Ongoing research on CMT includes efforts to identify more of the mutant genes and proteins that cause the various disease subtypes. Other research aims to discover the mechanism of muscle atrophy and nerve degeneration, with the goal of developing ways to stop or slow these processes and develop therapies to reverse the damage. Additional research focuses on protein regulation and how the mitochondria, the cell's power plant, may play a role in nerve degeneration.
Information from the National Library of Medicine’s MedlinePlus

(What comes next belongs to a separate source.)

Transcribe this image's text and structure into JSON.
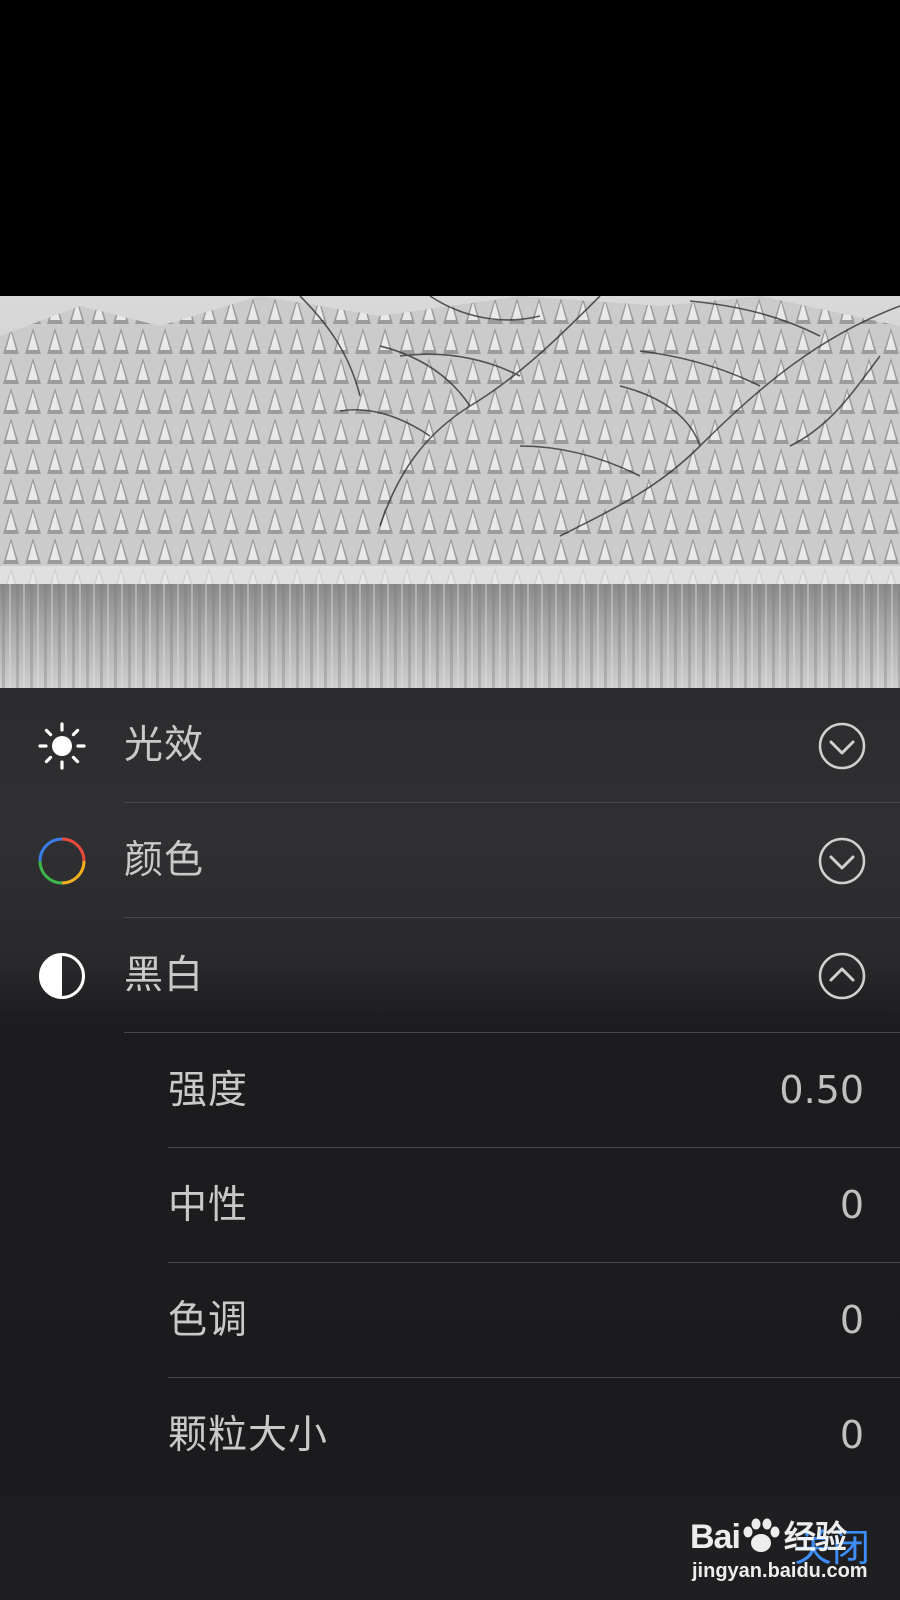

Charcot-Marie-Tooth disease (CMT) is one of the most common inherited neurological disorders, and nearly all cases are inherited. CMT damages the body's peripheral nerves, making them unable to activate muscles or relay sensory informaton from the limbs back to the spinal cord and the brain. There are different types of CMT disease, which may share some symptoms but vary by pattern of inheritance and age of onset. Early symptoms typically include weakness or paralysis of the foot and lower leg muscles. As the disease progresses, weakness and decreased muscle bulk may occur in the hands, arms, legs, or feet. People may lose the ability to feel heat, cold, and touch. Chronic shortening of muscles or tendons around joints prevents the joints from moving freely, and muscle cramping is common. Some people have pain that can range from mild to severe. Genetic testing can detect the most common types of CMT.
There is no cure for CMT, but physical therapy, occupational therapy, braces and other orthopedic devices, and orthopedic surgery can help people cope with the disabling symptoms of the disease. In addition, pain-killing drugs can be prescribed for individuals who have severe pain.
Onset of symptoms of CMT is most often in adolescence or early adulthood but can occur at any age. Progression of symptoms is very gradual. CMT affects both sensory and motor nerves (nerves that trigger an impulse for a muscle to contract). In addition to a reduced ability to feel vibrations, temperature differences, and touch, weakness and muscle atrophy in the hands may cause difficulty with fine motor skills. The disease can cause curvature of the spine and hip displacement. Most individuals with CMT have some amount of physical disability, although some people may never know they have the disease. CMT usually isn't life threatening and rarely affects muscles involved in vital functions like breathing.